Michael Arrington had some tough words for Squidoo. Let’s call it what it is. He shreds Squidoo to pieces.
I agree with him. I agree with my mind, the numbers just don’t add up. I also agree with my heart, I was let down. I didn’t want it to fail. But it did.
If Squidoo doesnâ€™t work out as planned, and I donâ€™t think it will, Seth loses more than his time and whatever capital heâ€™s put into Squidoo. He also loses credibility as an expert in product marketing. To borrow the metaphor, Squidoo could become an albatross around Sethâ€™s neck.
Which is why I struggled with this post. Being let down, it’s too tempting to gang up on Squidoo and blame it even for the things it didn’t do wrong.

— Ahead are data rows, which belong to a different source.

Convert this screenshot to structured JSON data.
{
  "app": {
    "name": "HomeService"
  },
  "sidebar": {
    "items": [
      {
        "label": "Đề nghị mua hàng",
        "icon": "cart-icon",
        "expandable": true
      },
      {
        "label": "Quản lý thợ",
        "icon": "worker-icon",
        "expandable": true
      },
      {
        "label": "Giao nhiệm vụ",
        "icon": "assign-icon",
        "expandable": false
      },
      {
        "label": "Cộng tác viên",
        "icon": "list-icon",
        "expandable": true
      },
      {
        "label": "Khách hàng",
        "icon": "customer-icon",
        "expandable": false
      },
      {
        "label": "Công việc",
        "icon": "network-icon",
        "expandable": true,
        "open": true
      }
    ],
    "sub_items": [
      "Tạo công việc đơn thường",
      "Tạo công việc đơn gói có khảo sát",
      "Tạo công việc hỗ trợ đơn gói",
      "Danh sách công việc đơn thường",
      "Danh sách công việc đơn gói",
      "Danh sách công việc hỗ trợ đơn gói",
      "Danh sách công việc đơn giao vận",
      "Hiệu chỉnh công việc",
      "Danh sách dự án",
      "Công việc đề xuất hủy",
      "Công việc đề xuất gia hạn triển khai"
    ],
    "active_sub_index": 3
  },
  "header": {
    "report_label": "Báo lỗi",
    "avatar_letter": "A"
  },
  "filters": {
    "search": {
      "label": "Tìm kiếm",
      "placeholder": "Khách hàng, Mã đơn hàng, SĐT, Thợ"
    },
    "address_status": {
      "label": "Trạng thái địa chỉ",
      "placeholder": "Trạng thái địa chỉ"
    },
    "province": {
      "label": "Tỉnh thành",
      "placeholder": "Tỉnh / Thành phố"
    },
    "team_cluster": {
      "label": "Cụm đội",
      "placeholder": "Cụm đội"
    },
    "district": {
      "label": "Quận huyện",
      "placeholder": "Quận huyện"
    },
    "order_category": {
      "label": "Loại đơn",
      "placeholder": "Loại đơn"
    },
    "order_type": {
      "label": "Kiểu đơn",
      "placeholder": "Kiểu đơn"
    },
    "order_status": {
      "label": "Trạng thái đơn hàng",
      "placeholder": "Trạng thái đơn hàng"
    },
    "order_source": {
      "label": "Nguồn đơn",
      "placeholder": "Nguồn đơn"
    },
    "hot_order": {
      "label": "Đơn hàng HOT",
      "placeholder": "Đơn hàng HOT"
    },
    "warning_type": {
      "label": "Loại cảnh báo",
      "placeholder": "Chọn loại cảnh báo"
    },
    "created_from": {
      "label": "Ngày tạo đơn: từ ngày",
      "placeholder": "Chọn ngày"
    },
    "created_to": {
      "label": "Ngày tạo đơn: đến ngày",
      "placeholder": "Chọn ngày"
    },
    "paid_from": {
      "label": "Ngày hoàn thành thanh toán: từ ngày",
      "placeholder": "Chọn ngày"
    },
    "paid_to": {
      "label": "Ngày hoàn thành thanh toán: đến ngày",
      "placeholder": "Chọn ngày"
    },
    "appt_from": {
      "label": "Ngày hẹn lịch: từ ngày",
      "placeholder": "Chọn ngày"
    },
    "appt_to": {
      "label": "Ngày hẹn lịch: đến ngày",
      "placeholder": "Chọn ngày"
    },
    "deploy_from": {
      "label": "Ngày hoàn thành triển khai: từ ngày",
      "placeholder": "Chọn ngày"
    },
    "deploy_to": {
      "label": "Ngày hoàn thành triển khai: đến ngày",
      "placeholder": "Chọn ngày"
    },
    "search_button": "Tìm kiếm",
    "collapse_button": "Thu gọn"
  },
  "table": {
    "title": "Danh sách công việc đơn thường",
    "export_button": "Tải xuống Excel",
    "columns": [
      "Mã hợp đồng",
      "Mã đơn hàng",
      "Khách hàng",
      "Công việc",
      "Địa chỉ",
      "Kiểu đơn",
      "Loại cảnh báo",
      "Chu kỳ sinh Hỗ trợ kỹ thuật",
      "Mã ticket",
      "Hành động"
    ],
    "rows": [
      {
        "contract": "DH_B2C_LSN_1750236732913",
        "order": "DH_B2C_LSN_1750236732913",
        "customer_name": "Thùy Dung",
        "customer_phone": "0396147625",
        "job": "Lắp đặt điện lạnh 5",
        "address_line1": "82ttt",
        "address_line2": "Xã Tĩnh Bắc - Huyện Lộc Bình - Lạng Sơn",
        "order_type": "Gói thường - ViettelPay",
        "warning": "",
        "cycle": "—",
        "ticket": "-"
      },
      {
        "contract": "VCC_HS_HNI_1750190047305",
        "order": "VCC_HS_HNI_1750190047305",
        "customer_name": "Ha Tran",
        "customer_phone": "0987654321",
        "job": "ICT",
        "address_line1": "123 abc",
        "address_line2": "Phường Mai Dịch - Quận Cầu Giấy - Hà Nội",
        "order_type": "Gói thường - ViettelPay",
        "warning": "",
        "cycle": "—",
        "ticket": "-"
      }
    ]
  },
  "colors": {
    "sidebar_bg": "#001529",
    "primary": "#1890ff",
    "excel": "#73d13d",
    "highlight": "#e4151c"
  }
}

I got my Squidoo cheque the other day, with just enough money to cover for 30 minutes of metered parking. It was also a reminder I haven’t paid attention to my lense in months. And that I just don’t care.
Financially, flipping burgers at McDonald’s pays better. Traffic to my blog? I’ve seen none. But while I neglected my lense, I made some posts here and comments in other places. I kept some of you entertained, informed others, and helped the rest waste time during the day. I doubt my lense did any of that.
Seth has this great story to tell about X-Ray eyes. If I remember correctly, like a broken clock, they work exactly twice. Once when you buy them and realize you’ve been had. And once when you use them to fool someone else. Either way, it’s a great story to tell.
If anything this post is about a great story. And how stories are not always enough. How weaving a good tale could lead to great disappointment. And how all of that makes up a story, just not the one Seth would love to tell.
And there’s one question nagging in my mind. Will I bother to read Seth’s blog again?